== Data ==
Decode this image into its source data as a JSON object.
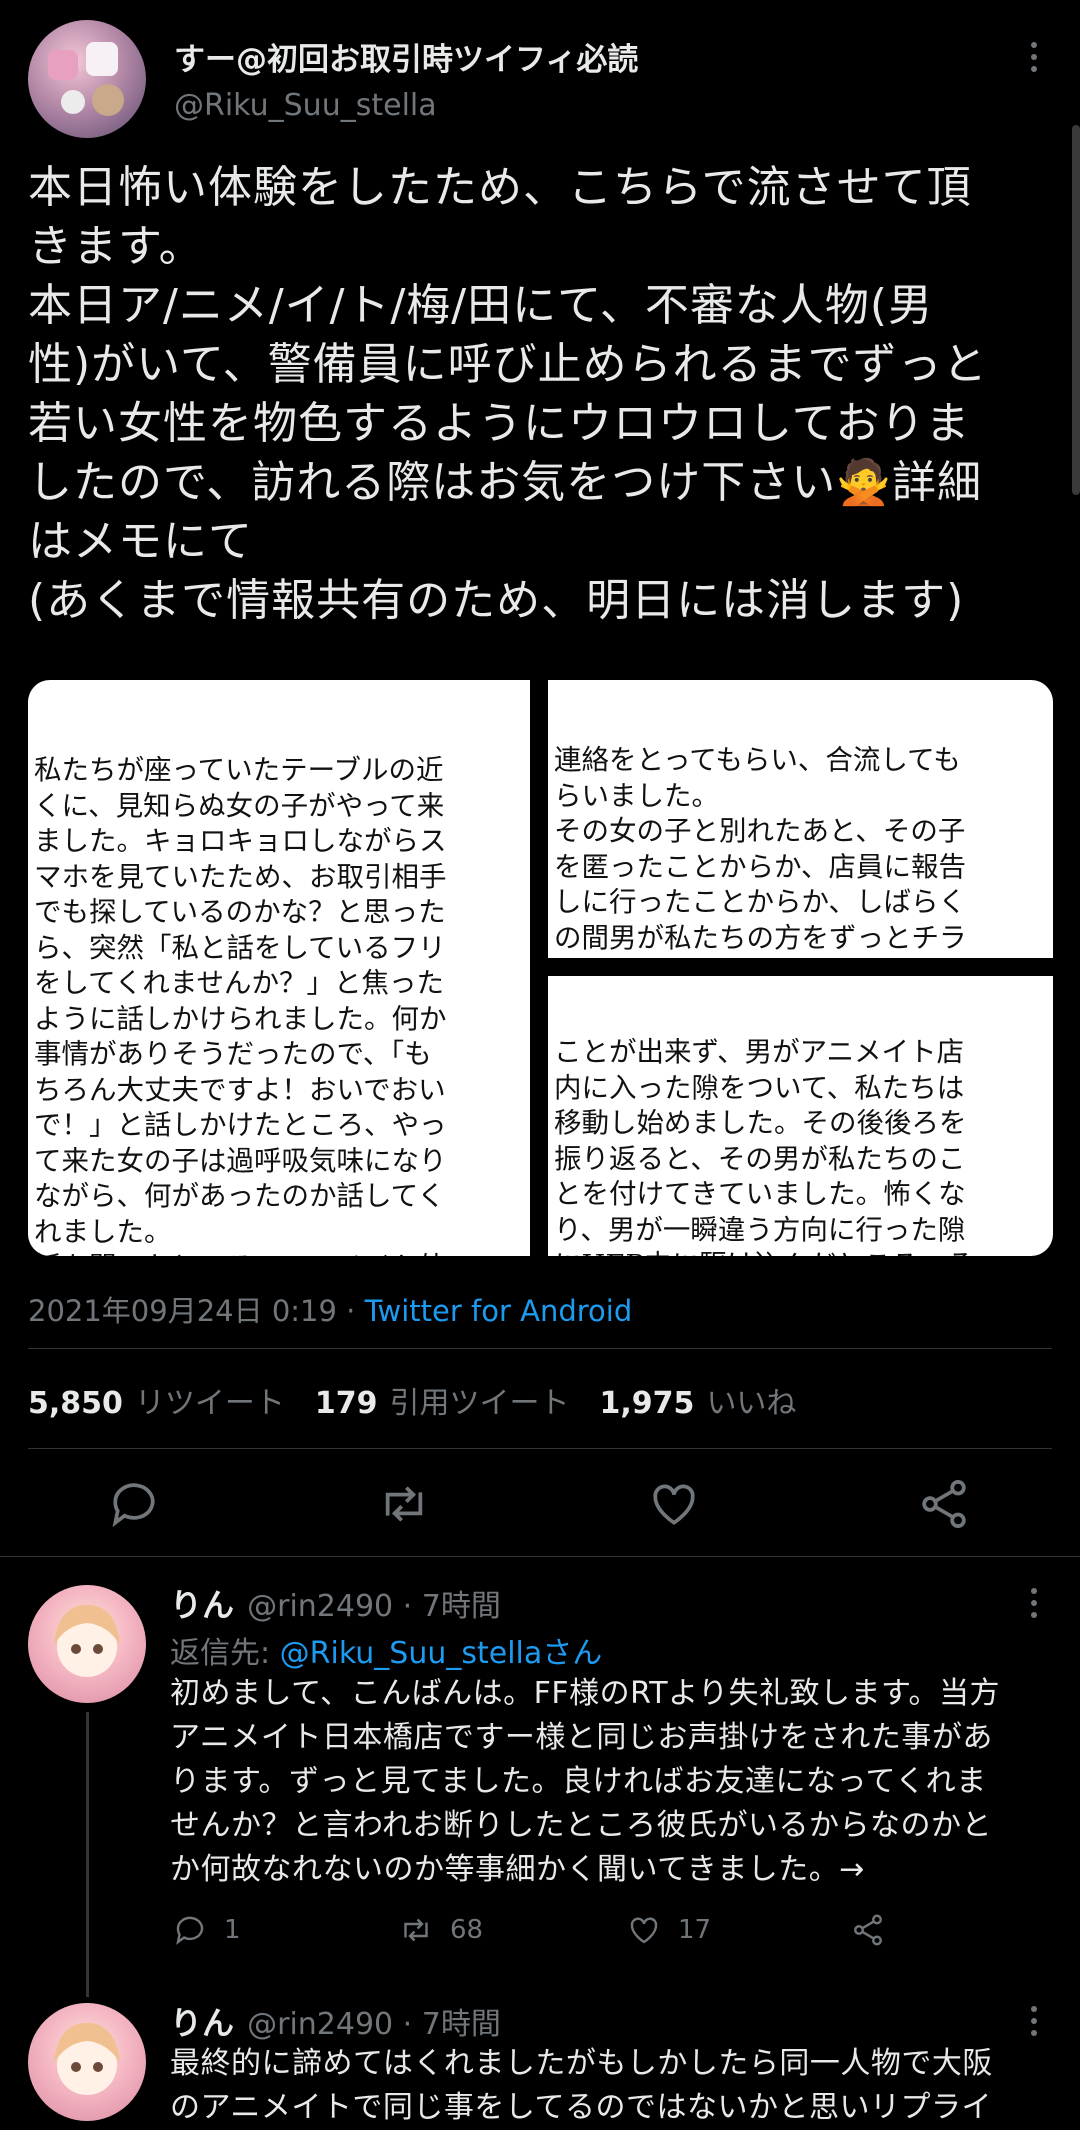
{
  "tweet": {
    "display_name": "すー@初回お取引時ツイフィ必読",
    "handle": "@Riku_Suu_stella",
    "text": "本日怖い体験をしたため、こちらで流させて頂\nきます。\n本日ア/ニメ/イ/ト/梅/田にて、不審な人物(男\n性)がいて、警備員に呼び止められるまでずっと\n若い女性を物色するようにウロウロしておりま\nしたので、訪れる際はお気をつけ下さい🙅詳細\nはメモにて\n(あくまで情報共有のため、明日には消します)",
    "memo_left": "私たちが座っていたテーブルの近\nくに、見知らぬ女の子がやって来\nました。キョロキョロしながらス\nマホを見ていたため、お取引相手\nでも探しているのかな？と思った\nら、突然「私と話をしているフリ\nをしてくれませんか？」と焦った\nように話しかけられました。何か\n事情がありそうだったので、「も\nちろん大丈夫ですよ！おいでおい\nで！」と話しかけたところ、やっ\nて来た女の子は過呼吸気味になり\nながら、何があったのか話してく\nれました。\n話を聞いたところ、アニメイト外\n側の壁(？)の写真を撮っていたら突",
    "memo_right_top": "連絡をとってもらい、合流しても\nらいました。\nその女の子と別れたあと、その子\nを匿ったことからか、店員に報告\nしに行ったことからか、しばらく\nの間男が私たちの方をずっとチラ\nチラ見ながらウロチョロしていま\nした。数分後、やはり更に怪しい",
    "memo_right_bottom": "ことが出来ず、男がアニメイト店\n内に入った隙をついて、私たちは\n移動し始めました。その後後ろを\n振り返ると、その男が私たちのこ\nとを付けてきていました。怖くな\nり、男が一瞬違う方向に行った隙\nにHEP内に駆け込んだところ、そ\nの男をまくことが出来ました。\nこのような不審な人物が、アニメ",
    "timestamp": "2021年09月24日 0:19",
    "separator": " · ",
    "client": "Twitter for Android",
    "retweets_count": "5,850",
    "retweets_label": "リツイート",
    "quotes_count": "179",
    "quotes_label": "引用ツイート",
    "likes_count": "1,975",
    "likes_label": "いいね"
  },
  "replies": [
    {
      "name": "りん",
      "handle_time": "@rin2490 · 7時間",
      "reply_to_prefix": "返信先: ",
      "reply_to_user": "@Riku_Suu_stellaさん",
      "text": "初めまして、こんばんは。FF様のRTより失礼致します。当方\nアニメイト日本橋店ですー様と同じお声掛けをされた事があ\nります。ずっと見てました。良ければお友達になってくれま\nせんか？と言われお断りしたところ彼氏がいるからなのかと\nか何故なれないのか等事細かく聞いてきました。→",
      "reply_count": "1",
      "retweet_count": "68",
      "like_count": "17"
    },
    {
      "name": "りん",
      "handle_time": "@rin2490 · 7時間",
      "text": "最終的に諦めてはくれましたがもしかしたら同一人物で大阪\nのアニメイトで同じ事をしてるのではないかと思いリプライ"
    }
  ],
  "icons": [
    "more-icon",
    "reply-icon",
    "retweet-icon",
    "like-icon",
    "share-icon"
  ],
  "colors": {
    "background": "#000000",
    "text": "#e7e9ea",
    "muted": "#71767b",
    "link": "#1d9bf0"
  }
}
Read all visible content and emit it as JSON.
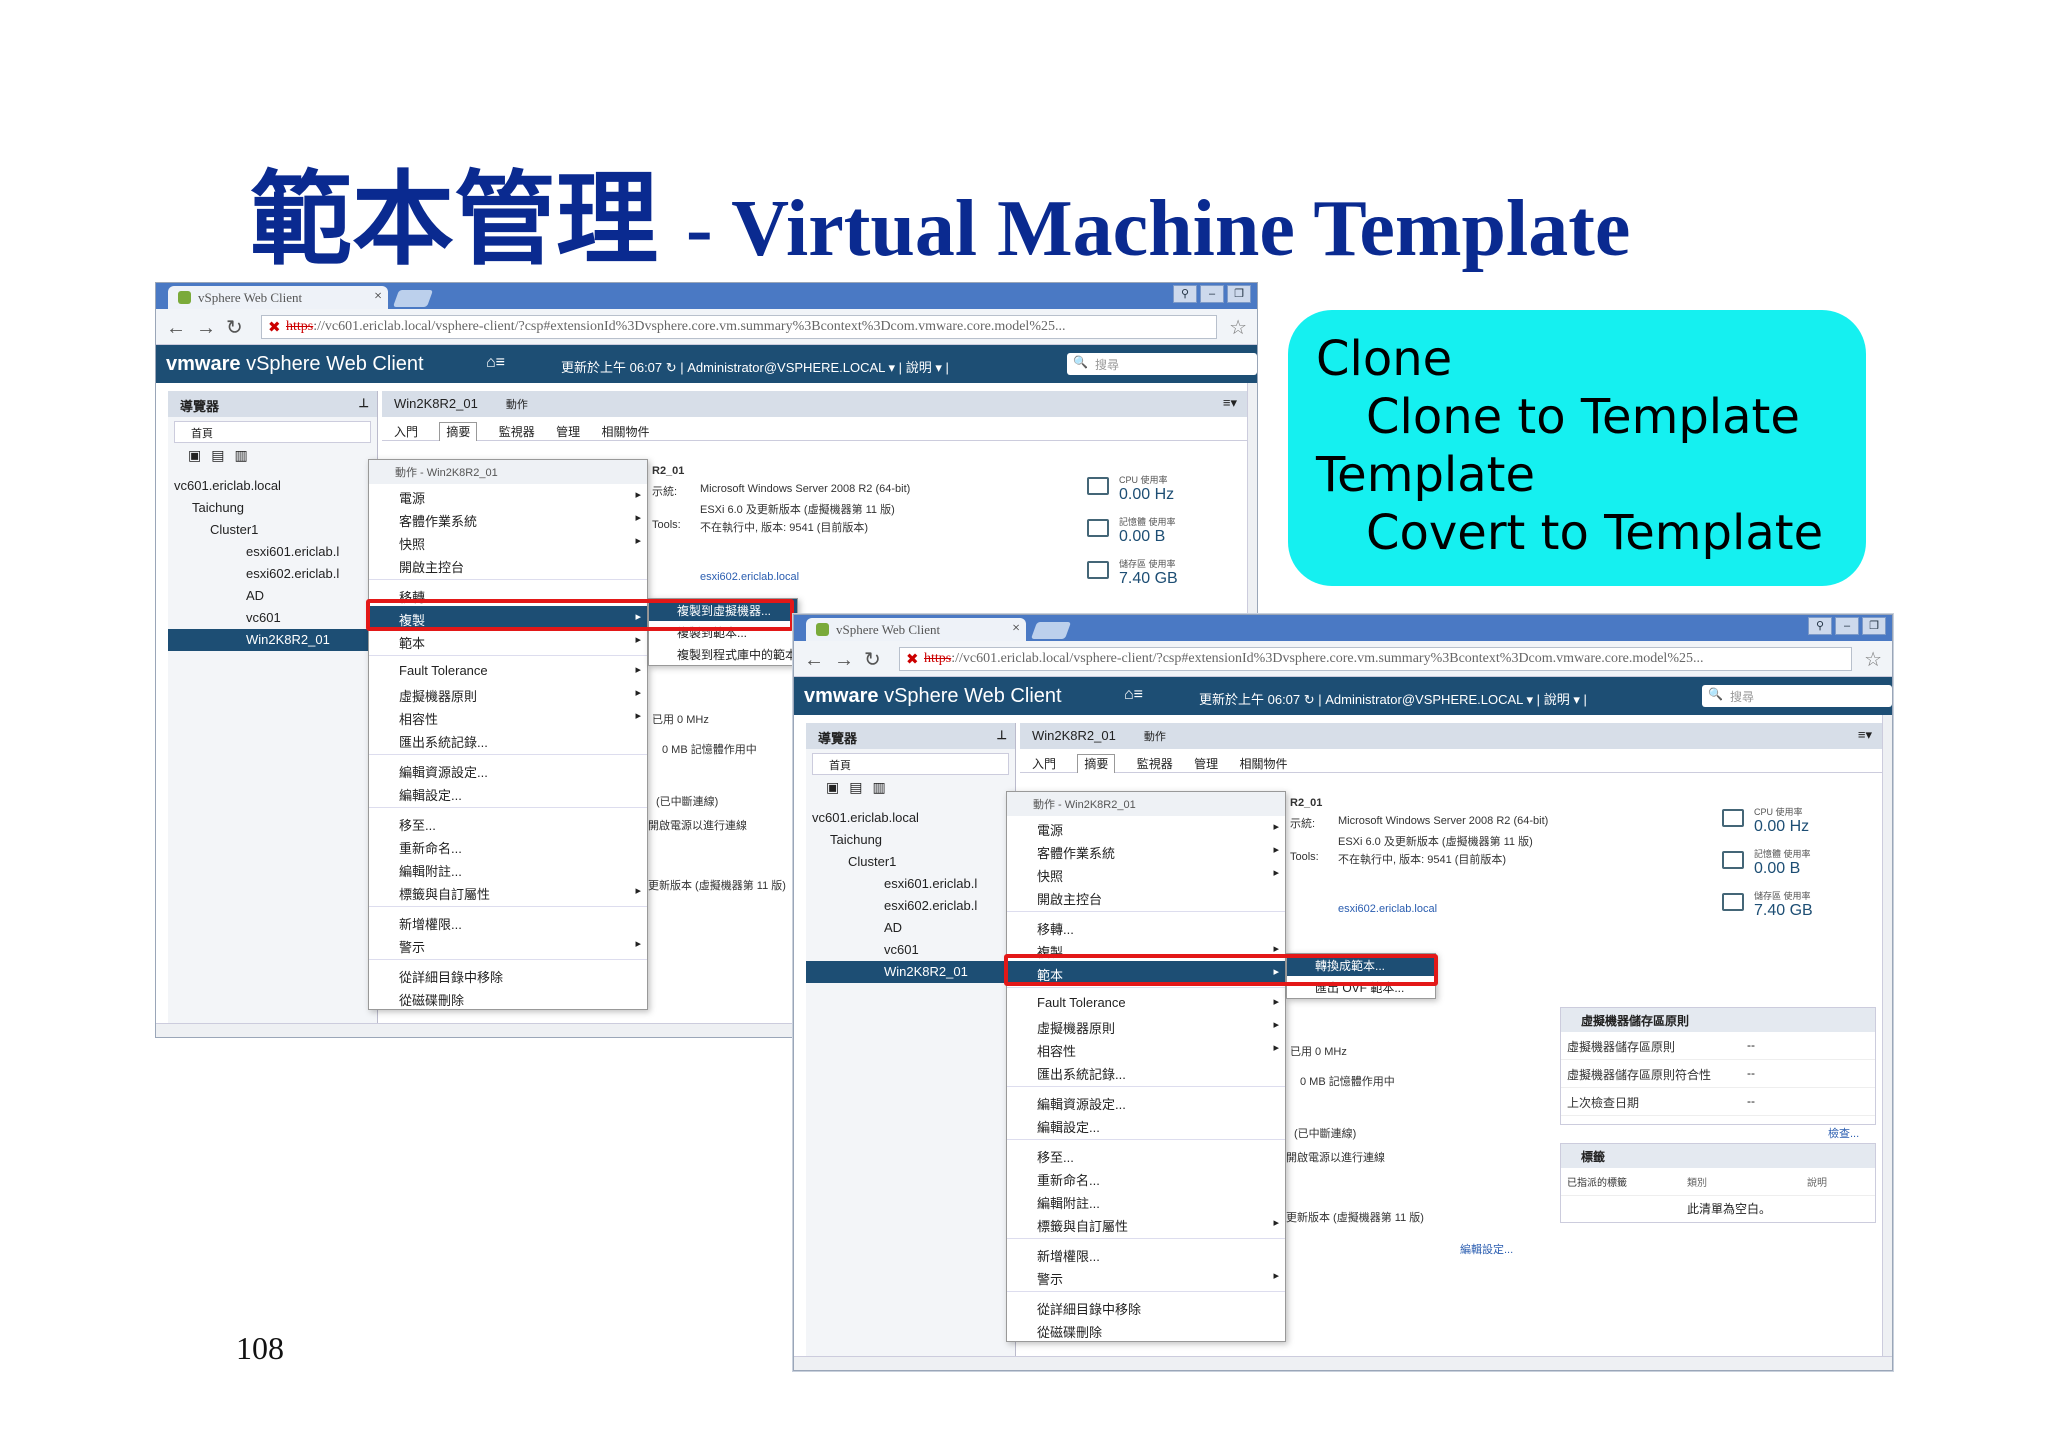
{
  "slide": {
    "title_zh": "範本管理",
    "title_en": "- Virtual Machine Template",
    "page_number": "108"
  },
  "note_box": {
    "lines": [
      "Clone",
      "Clone to Template",
      "Template",
      "Covert to Template"
    ]
  },
  "browser": {
    "tab_title": "vSphere Web Client",
    "url_https": "https",
    "url_rest": "://vc601.ericlab.local/vsphere-client/?csp#extensionId%3Dvsphere.core.vm.summary%3Bcontext%3Dcom.vmware.core.model%25..."
  },
  "vsphere": {
    "logo": "vmware",
    "product": "vSphere Web Client",
    "updated": "更新於上午 06:07",
    "user": "Administrator@VSPHERE.LOCAL",
    "help": "說明",
    "search_placeholder": "搜尋"
  },
  "navigator": {
    "title": "導覽器",
    "home": "首頁",
    "tree": [
      "vc601.ericlab.local",
      "Taichung",
      "Cluster1",
      "esxi601.ericlab.l",
      "esxi602.ericlab.l",
      "AD",
      "vc601",
      "Win2K8R2_01"
    ]
  },
  "main": {
    "vm_name": "Win2K8R2_01",
    "actions": "動作",
    "tabs": [
      "入門",
      "摘要",
      "監視器",
      "管理",
      "相關物件"
    ],
    "summary": {
      "name": "R2_01",
      "os_label": "示統:",
      "os": "Microsoft Windows Server 2008 R2 (64-bit)",
      "compat": "ESXi 6.0 及更新版本 (虛擬機器第 11 版)",
      "tools_label": "Tools:",
      "tools": "不在執行中, 版本: 9541 (目前版本)",
      "host": "esxi602.ericlab.local",
      "cpu_label": "CPU 使用率",
      "cpu": "0.00 Hz",
      "mem_label": "記憶體 使用率",
      "mem": "0.00 B",
      "storage_label": "儲存區 使用率",
      "storage": "7.40 GB",
      "cpu_used": "已用 0 MHz",
      "mem_used": "0 MB 記憶體作用中",
      "disconnected": "(已中斷連線)",
      "connect": "開啟電源以進行連線",
      "upgrade": "更新版本 (虛擬機器第 11 版)",
      "edit": "編輯設定..."
    },
    "policy_panel": {
      "title": "虛擬機器儲存區原則",
      "rows": [
        [
          "虛擬機器儲存區原則",
          "--"
        ],
        [
          "虛擬機器儲存區原則符合性",
          "--"
        ],
        [
          "上次檢查日期",
          "--"
        ]
      ],
      "check": "檢查..."
    },
    "tags_panel": {
      "title": "標籤",
      "cols": [
        "已指派的標籤",
        "類別",
        "說明"
      ],
      "empty": "此清單為空白。"
    }
  },
  "context_menu": {
    "header": "動作 - Win2K8R2_01",
    "items": [
      "電源",
      "客體作業系統",
      "快照",
      "開啟主控台",
      "移轉...",
      "複製",
      "範本",
      "Fault Tolerance",
      "虛擬機器原則",
      "相容性",
      "匯出系統記錄...",
      "編輯資源設定...",
      "編輯設定...",
      "移至...",
      "重新命名...",
      "編輯附註...",
      "標籤與自訂屬性",
      "新增權限...",
      "警示",
      "從詳細目錄中移除",
      "從磁碟刪除"
    ]
  },
  "submenu_clone": [
    "複製到虛擬機器...",
    "複製到範本...",
    "複製到程式庫中的範本..."
  ],
  "submenu_template": [
    "轉換成範本...",
    "匯出 OVF 範本..."
  ],
  "colors": {
    "title_blue": "#0a2a90",
    "note_cyan": "#15f0f0",
    "vsphere_bar": "#1d4e74",
    "highlight_red": "#e31818"
  }
}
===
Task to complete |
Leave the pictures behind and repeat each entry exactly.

Answer to this exercise |
Decode this image into its source data as a JSON object.
{
  "tweet": {
    "display_name": "すー@初回お取引時ツイフィ必読",
    "handle": "@Riku_Suu_stella",
    "text": "本日怖い体験をしたため、こちらで流させて頂\nきます。\n本日ア/ニメ/イ/ト/梅/田にて、不審な人物(男\n性)がいて、警備員に呼び止められるまでずっと\n若い女性を物色するようにウロウロしておりま\nしたので、訪れる際はお気をつけ下さい🙅詳細\nはメモにて\n(あくまで情報共有のため、明日には消します)",
    "memo_left": "私たちが座っていたテーブルの近\nくに、見知らぬ女の子がやって来\nました。キョロキョロしながらス\nマホを見ていたため、お取引相手\nでも探しているのかな？と思った\nら、突然「私と話をしているフリ\nをしてくれませんか？」と焦った\nように話しかけられました。何か\n事情がありそうだったので、「も\nちろん大丈夫ですよ！おいでおい\nで！」と話しかけたところ、やっ\nて来た女の子は過呼吸気味になり\nながら、何があったのか話してく\nれました。\n話を聞いたところ、アニメイト外\n側の壁(？)の写真を撮っていたら突",
    "memo_right_top": "連絡をとってもらい、合流しても\nらいました。\nその女の子と別れたあと、その子\nを匿ったことからか、店員に報告\nしに行ったことからか、しばらく\nの間男が私たちの方をずっとチラ\nチラ見ながらウロチョロしていま\nした。数分後、やはり更に怪しい",
    "memo_right_bottom": "ことが出来ず、男がアニメイト店\n内に入った隙をついて、私たちは\n移動し始めました。その後後ろを\n振り返ると、その男が私たちのこ\nとを付けてきていました。怖くな\nり、男が一瞬違う方向に行った隙\nにHEP内に駆け込んだところ、そ\nの男をまくことが出来ました。\nこのような不審な人物が、アニメ",
    "timestamp": "2021年09月24日 0:19",
    "separator": " · ",
    "client": "Twitter for Android",
    "retweets_count": "5,850",
    "retweets_label": "リツイート",
    "quotes_count": "179",
    "quotes_label": "引用ツイート",
    "likes_count": "1,975",
    "likes_label": "いいね"
  },
  "replies": [
    {
      "name": "りん",
      "handle_time": "@rin2490 · 7時間",
      "reply_to_prefix": "返信先: ",
      "reply_to_user": "@Riku_Suu_stellaさん",
      "text": "初めまして、こんばんは。FF様のRTより失礼致します。当方\nアニメイト日本橋店ですー様と同じお声掛けをされた事があ\nります。ずっと見てました。良ければお友達になってくれま\nせんか？と言われお断りしたところ彼氏がいるからなのかと\nか何故なれないのか等事細かく聞いてきました。→",
      "reply_count": "1",
      "retweet_count": "68",
      "like_count": "17"
    },
    {
      "name": "りん",
      "handle_time": "@rin2490 · 7時間",
      "text": "最終的に諦めてはくれましたがもしかしたら同一人物で大阪\nのアニメイトで同じ事をしてるのではないかと思いリプライ"
    }
  ],
  "icons": [
    "more-icon",
    "reply-icon",
    "retweet-icon",
    "like-icon",
    "share-icon"
  ],
  "colors": {
    "background": "#000000",
    "text": "#e7e9ea",
    "muted": "#71767b",
    "link": "#1d9bf0"
  }
}
Read all visible content and emit it as JSON.
{
  "slide": {
    "title_zh": "範本管理",
    "title_en": "- Virtual Machine Template",
    "page_number": "108"
  },
  "note_box": {
    "lines": [
      "Clone",
      "Clone to Template",
      "Template",
      "Covert to Template"
    ]
  },
  "browser": {
    "tab_title": "vSphere Web Client",
    "url_https": "https",
    "url_rest": "://vc601.ericlab.local/vsphere-client/?csp#extensionId%3Dvsphere.core.vm.summary%3Bcontext%3Dcom.vmware.core.model%25..."
  },
  "vsphere": {
    "logo": "vmware",
    "product": "vSphere Web Client",
    "updated": "更新於上午 06:07",
    "user": "Administrator@VSPHERE.LOCAL",
    "help": "說明",
    "search_placeholder": "搜尋"
  },
  "navigator": {
    "title": "導覽器",
    "home": "首頁",
    "tree": [
      "vc601.ericlab.local",
      "Taichung",
      "Cluster1",
      "esxi601.ericlab.l",
      "esxi602.ericlab.l",
      "AD",
      "vc601",
      "Win2K8R2_01"
    ]
  },
  "main": {
    "vm_name": "Win2K8R2_01",
    "actions": "動作",
    "tabs": [
      "入門",
      "摘要",
      "監視器",
      "管理",
      "相關物件"
    ],
    "summary": {
      "name": "R2_01",
      "os_label": "示統:",
      "os": "Microsoft Windows Server 2008 R2 (64-bit)",
      "compat": "ESXi 6.0 及更新版本 (虛擬機器第 11 版)",
      "tools_label": "Tools:",
      "tools": "不在執行中, 版本: 9541 (目前版本)",
      "host": "esxi602.ericlab.local",
      "cpu_label": "CPU 使用率",
      "cpu": "0.00 Hz",
      "mem_label": "記憶體 使用率",
      "mem": "0.00 B",
      "storage_label": "儲存區 使用率",
      "storage": "7.40 GB",
      "cpu_used": "已用 0 MHz",
      "mem_used": "0 MB 記憶體作用中",
      "disconnected": "(已中斷連線)",
      "connect": "開啟電源以進行連線",
      "upgrade": "更新版本 (虛擬機器第 11 版)",
      "edit": "編輯設定..."
    },
    "policy_panel": {
      "title": "虛擬機器儲存區原則",
      "rows": [
        [
          "虛擬機器儲存區原則",
          "--"
        ],
        [
          "虛擬機器儲存區原則符合性",
          "--"
        ],
        [
          "上次檢查日期",
          "--"
        ]
      ],
      "check": "檢查..."
    },
    "tags_panel": {
      "title": "標籤",
      "cols": [
        "已指派的標籤",
        "類別",
        "說明"
      ],
      "empty": "此清單為空白。"
    }
  },
  "context_menu": {
    "header": "動作 - Win2K8R2_01",
    "items": [
      "電源",
      "客體作業系統",
      "快照",
      "開啟主控台",
      "移轉...",
      "複製",
      "範本",
      "Fault Tolerance",
      "虛擬機器原則",
      "相容性",
      "匯出系統記錄...",
      "編輯資源設定...",
      "編輯設定...",
      "移至...",
      "重新命名...",
      "編輯附註...",
      "標籤與自訂屬性",
      "新增權限...",
      "警示",
      "從詳細目錄中移除",
      "從磁碟刪除"
    ]
  },
  "submenu_clone": [
    "複製到虛擬機器...",
    "複製到範本...",
    "複製到程式庫中的範本..."
  ],
  "submenu_template": [
    "轉換成範本...",
    "匯出 OVF 範本..."
  ],
  "colors": {
    "title_blue": "#0a2a90",
    "note_cyan": "#15f0f0",
    "vsphere_bar": "#1d4e74",
    "highlight_red": "#e31818"
  }
}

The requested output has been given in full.